11-15-2001, 09:31 AM
The posts in this thread have really illustrated to me how varied the laws are state to state. Wisconsin has both a sales tax and a use tax. We pay a use tax on any materials we use for projects where sales tax isn't charged to the customer. All projects where sales tax is applicable, we charge it, then don't pay a use tax.

The use tax never sees the customer. It wasn't intended for them. But we pay it. And because it's a cost to us, we have to pass it on to them, but it's baked into the price, where sales tax is always a separate item. So when we put in a patio and 2 shrubs, people always ask - 'Why is there only $4 sales tax on this $8,000 project?' The fun part is when they ask 'The other company we talked to said that if we signed up for the patio now, they'd pay the sales tax.'

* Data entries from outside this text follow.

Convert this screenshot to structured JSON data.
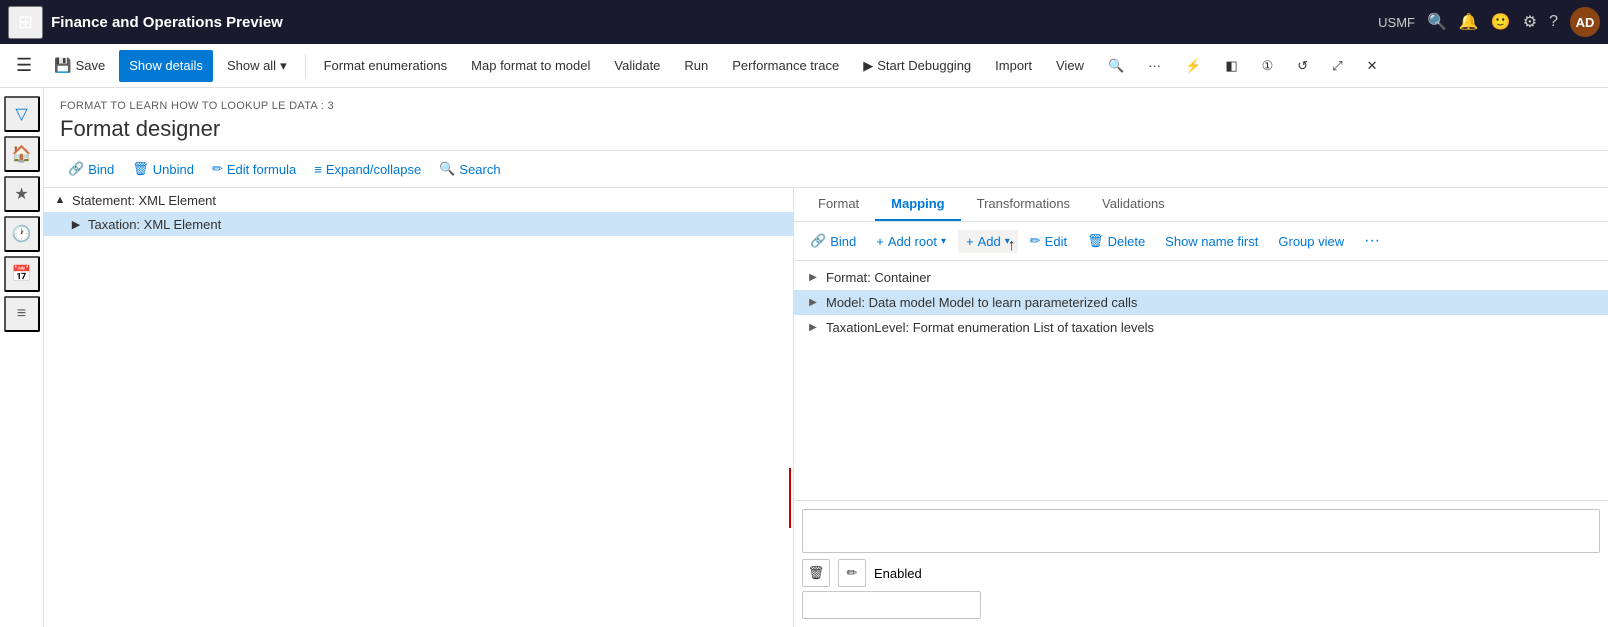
{
  "topbar": {
    "grid_icon": "⊞",
    "title": "Finance and Operations Preview",
    "usmf_label": "USMF",
    "search_icon": "🔍",
    "bell_icon": "🔔",
    "smile_icon": "🙂",
    "gear_icon": "⚙",
    "help_icon": "?",
    "avatar_text": "AD"
  },
  "actionbar": {
    "hamburger_icon": "☰",
    "save_label": "Save",
    "save_icon": "💾",
    "show_details_label": "Show details",
    "show_all_label": "Show all",
    "chevron_down": "▾",
    "format_enum_label": "Format enumerations",
    "map_format_label": "Map format to model",
    "validate_label": "Validate",
    "run_label": "Run",
    "perf_trace_label": "Performance trace",
    "start_debug_label": "Start Debugging",
    "start_debug_icon": "▶",
    "import_label": "Import",
    "view_label": "View",
    "search_icon": "🔍",
    "more_icon": "...",
    "extra_icons": [
      "⚡",
      "◧",
      "①",
      "↺",
      "⤢",
      "✕"
    ]
  },
  "sidebar": {
    "icons": [
      "🏠",
      "★",
      "🕐",
      "📅",
      "≡"
    ]
  },
  "page": {
    "breadcrumb": "FORMAT TO LEARN HOW TO LOOKUP LE DATA : 3",
    "title": "Format designer"
  },
  "format_toolbar": {
    "bind_icon": "🔗",
    "bind_label": "Bind",
    "unbind_icon": "🗑",
    "unbind_label": "Unbind",
    "edit_formula_icon": "✏",
    "edit_formula_label": "Edit formula",
    "expand_icon": "≡",
    "expand_label": "Expand/collapse",
    "search_icon": "🔍",
    "search_label": "Search"
  },
  "tree": {
    "items": [
      {
        "id": "statement",
        "level": 0,
        "expand_icon": "▲",
        "label": "Statement: XML Element",
        "selected": false
      },
      {
        "id": "taxation",
        "level": 1,
        "expand_icon": "▶",
        "label": "Taxation: XML Element",
        "selected": true
      }
    ]
  },
  "mapping_tabs": [
    {
      "id": "format",
      "label": "Format",
      "active": false
    },
    {
      "id": "mapping",
      "label": "Mapping",
      "active": true
    },
    {
      "id": "transformations",
      "label": "Transformations",
      "active": false
    },
    {
      "id": "validations",
      "label": "Validations",
      "active": false
    }
  ],
  "mapping_toolbar": {
    "bind_icon": "🔗",
    "bind_label": "Bind",
    "add_root_icon": "+",
    "add_root_label": "Add root",
    "chevron": "▾",
    "add_icon": "+",
    "add_label": "Add",
    "edit_icon": "✏",
    "edit_label": "Edit",
    "delete_icon": "🗑",
    "delete_label": "Delete",
    "show_name_first_label": "Show name first",
    "group_view_label": "Group view",
    "more_label": "···"
  },
  "datasources": [
    {
      "id": "format-container",
      "expand_icon": "▶",
      "label": "Format: Container",
      "highlighted": false
    },
    {
      "id": "model-data",
      "expand_icon": "▶",
      "label": "Model: Data model Model to learn parameterized calls",
      "highlighted": true
    },
    {
      "id": "taxation-level",
      "expand_icon": "▶",
      "label": "TaxationLevel: Format enumeration List of taxation levels",
      "highlighted": false
    }
  ],
  "bottom": {
    "delete_icon": "🗑",
    "edit_icon": "✏",
    "enabled_label": "Enabled",
    "formula_placeholder": ""
  }
}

Things get hairy when we talk about what gets charged sales tax and what doesn't, but thankfully some of my fellow scapers here successfully sued the state and got one screwball tax law changed this year, so it's easier than it used to be.

So the legitimacy test doesn't even really exist here. The laws you speak of Grndkprs just don't exist in WI.

11-15-2001, 10:10 AM
In North Carolina we do not have to pay sales tax for our materials(plants that is).
Nurserys do not charge sales tax either.
I agree there is no tax right off for capitol improvements until sale of house. She must use the cost of the improvements to add to her base cost of property. The entire bill not just part of it.
So itemize for her but never show her your costs its none of her business.

Andrew Hardscape
11-15-2001, 02:49 PM
Yeah sounds like this woman is pretty smooth!

Breakdown for tax purposes! Give me a break!

So when we write off the cost of that new skidsteer I guess we need to contact the manufacturer to get the cost of parts and the labor cost for OUR tax purposes! No?

I have clients that will ask once in a while what the materials cost. I'm very straight forward, I tell them I can't discuss that with them. I tell them how our recovery system works and explain how our mark up system works, and that if they are driving at trying to determine certain things, that it will not work, because the pricing changes to refelect the cost / hr after all direct expenses. 99.5% of them understand. If they have issues with that, then that may be a sign that you do not need to deal with them.

Itemized Statement?? NO Problem!

(10) 24" Burning Bush
(11) 3.5" Oct Glory Maple
(51) 5' Leyland Cypress
(6) cu yds dbl shredded mulch

Total: $1,100.00

Theres your itemized statement! :blush:

MD's Finest (http://www.outdoorfinishes.com)

11-15-2001, 04:36 PM
Sounds kinda low to me. lol

11-15-2001, 07:32 PM
50% laobr, that is what nurseries do, that is what you should do.

$50/Labor Tree plus tax if required
Add in more detail e.g. Warranty, delivery, etc. to sweeten the appearance.

That is as straight up as you can get and pretty much standard if this is what you are satisfied with profit wise.

12-06-2001, 04:18 PM
I also live in Indiana and from what I was told if you buy something at wholesale (plants & trees) and have a mark up on the product you have to charge the customer sales tax. Due to the fact that the state will recieve more in sales tax after your mark up than when you purchased it from a wholesale co. Except on job materials and labor.

12-06-2001, 04:38 PM
:eek: $50 labor on a $100 dollar tree. I would never do that. I wouldn't do it for any less than $100 labor. Closer to $150.